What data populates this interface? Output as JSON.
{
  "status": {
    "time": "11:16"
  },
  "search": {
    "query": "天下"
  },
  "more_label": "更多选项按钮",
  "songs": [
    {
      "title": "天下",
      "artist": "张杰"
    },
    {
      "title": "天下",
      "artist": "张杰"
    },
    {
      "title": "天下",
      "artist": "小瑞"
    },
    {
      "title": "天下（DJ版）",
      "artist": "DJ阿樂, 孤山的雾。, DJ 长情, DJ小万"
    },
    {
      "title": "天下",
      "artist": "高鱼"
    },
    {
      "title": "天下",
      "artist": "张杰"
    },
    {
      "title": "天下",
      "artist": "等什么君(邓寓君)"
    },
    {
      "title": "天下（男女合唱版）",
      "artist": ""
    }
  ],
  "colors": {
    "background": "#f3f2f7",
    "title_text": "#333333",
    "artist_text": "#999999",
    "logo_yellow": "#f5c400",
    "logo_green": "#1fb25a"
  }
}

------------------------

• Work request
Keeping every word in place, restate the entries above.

• Task response
What data populates this interface? Output as JSON.
{
  "status": {
    "time": "11:16"
  },
  "search": {
    "query": "天下"
  },
  "more_label": "更多选项按钮",
  "songs": [
    {
      "title": "天下",
      "artist": "张杰"
    },
    {
      "title": "天下",
      "artist": "张杰"
    },
    {
      "title": "天下",
      "artist": "小瑞"
    },
    {
      "title": "天下（DJ版）",
      "artist": "DJ阿樂, 孤山的雾。, DJ 长情, DJ小万"
    },
    {
      "title": "天下",
      "artist": "高鱼"
    },
    {
      "title": "天下",
      "artist": "张杰"
    },
    {
      "title": "天下",
      "artist": "等什么君(邓寓君)"
    },
    {
      "title": "天下（男女合唱版）",
      "artist": ""
    }
  ],
  "colors": {
    "background": "#f3f2f7",
    "title_text": "#333333",
    "artist_text": "#999999",
    "logo_yellow": "#f5c400",
    "logo_green": "#1fb25a"
  }
}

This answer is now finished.